While the world continues to struggle with the coronavirus outbreak, Apple, which has been criticized for years for not spending enough of its cash on acquisitions, is starting to flex that muscle and make some purchases.
In just the past week, Apple has closed in on three acquisitions. The company kicked off last week's buying spree with the acquisition of DarkSky, a popular weather app that has been widely viewed as the best weather app in the industry. After the acquisition, Apple promptly shuttered potential new Android users' access to the app by removing it from the Google Play marketplace.
On Friday, Bloomberg reported Apple had quietly acquired another startup, called Voysis, which uses artificial intelligence to improve digital voice assistant performance in shopping apps. It's unclear what Apple might want with the company, but suffice it to say the technology will likely play a role in improving Apple's virtual assistant Siri.
Now Apple is reportedly acquiring NextVR, a company that has been combining virtual reality and live events to create a more engaging entertainment experience, according to 9to5Mac. As of this writing, that acquisition hasn't been confirmed, but most experts say the possible $100 million deal is all but done.
Either way, Apple is clearly looking to spend. And why not? The company has been patiently waiting for an opportunity to use its massive cash hoard to grow its business, and that time may have finally come.
Indeed, over the past several years, analysts, market watchers, and pundits have all questioned why Apple hasn't made big acquisitions. A slew of possible buys have been touted, ranging from a major film studio to some of Apple's biggest competitors. And yet, Apple has been surprisingly patient with its $200 billion cash hoard.
Sure, it acquired Intel's chip business and a variety of startups in recent years, but it's continued to put cash in the bank without any blockbuster acquisitions.
With the coronavirus outbreak throwing world economies into turmoil, and with no certainty about how things will shape up when the threat subsides, Apple now has the unique opportunity to capitalize. And with the economy pushing valuations down and creating more motivated sellers, Apple can buy companies for pennies on the dollar.
Of course, the notoriously secretive Apple isn't talking about its plans, and there's reason to believe it may let the dust settle a bit before it continues its acquisition spree.

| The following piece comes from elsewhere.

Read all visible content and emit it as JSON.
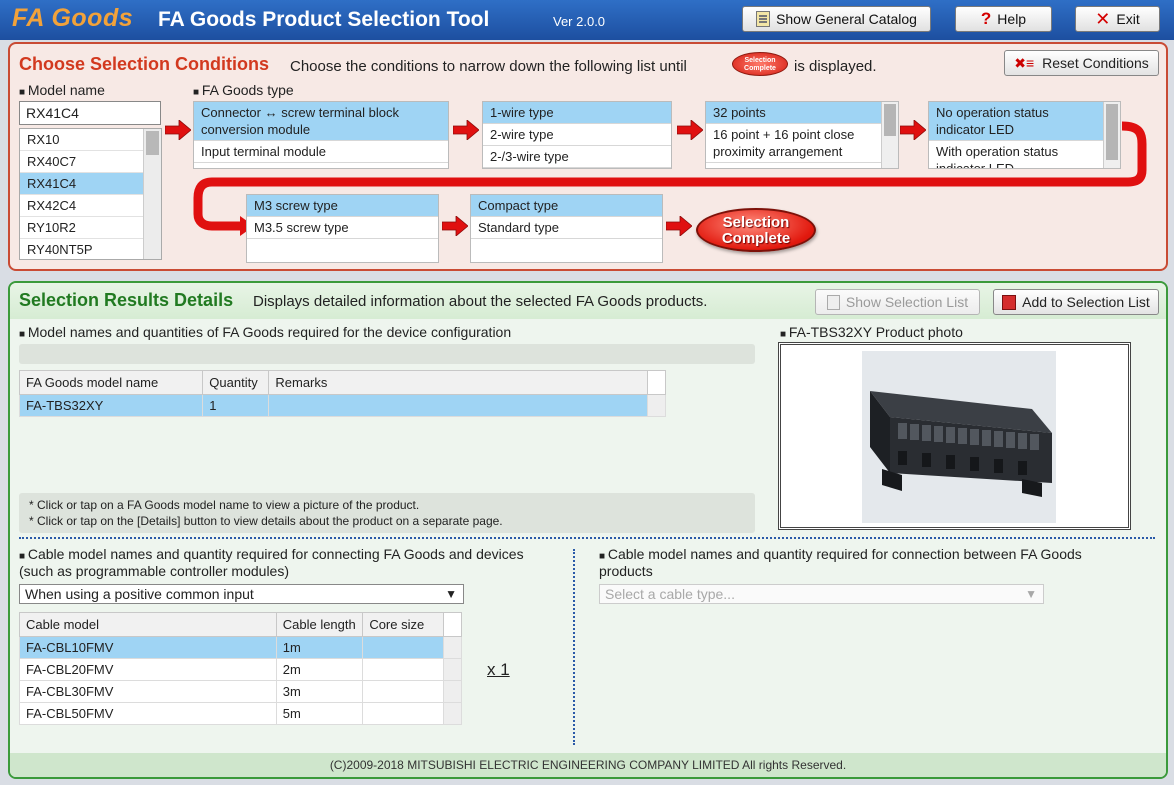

But I don't see a better opportunity than now for Apple to pounce. With more than enough cash in the bank and plenty of companies seeking help, Apple can be the company to provide some of them with a major acquisition or a cash infusion.

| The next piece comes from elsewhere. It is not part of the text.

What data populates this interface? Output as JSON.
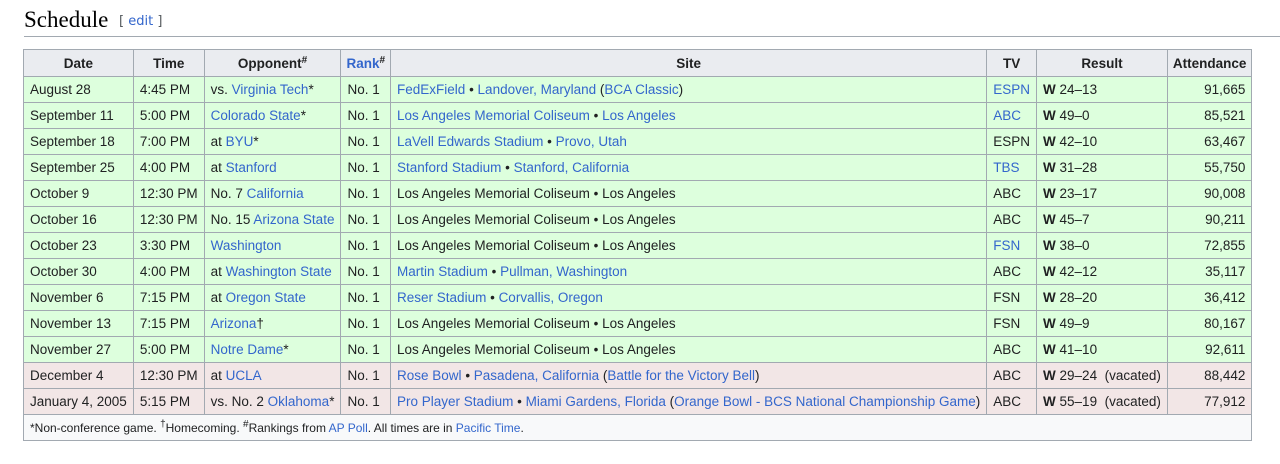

At this point, a handful of companies are out of Apple's price range. Apple knows it, and those companies know it. And that's precisely why Apple's 2020 and 2021 could be remembered as the years the company transformed its business through acquisitions and fundamentally prepared itself for a world where the iPhone will no longer be its most important focus.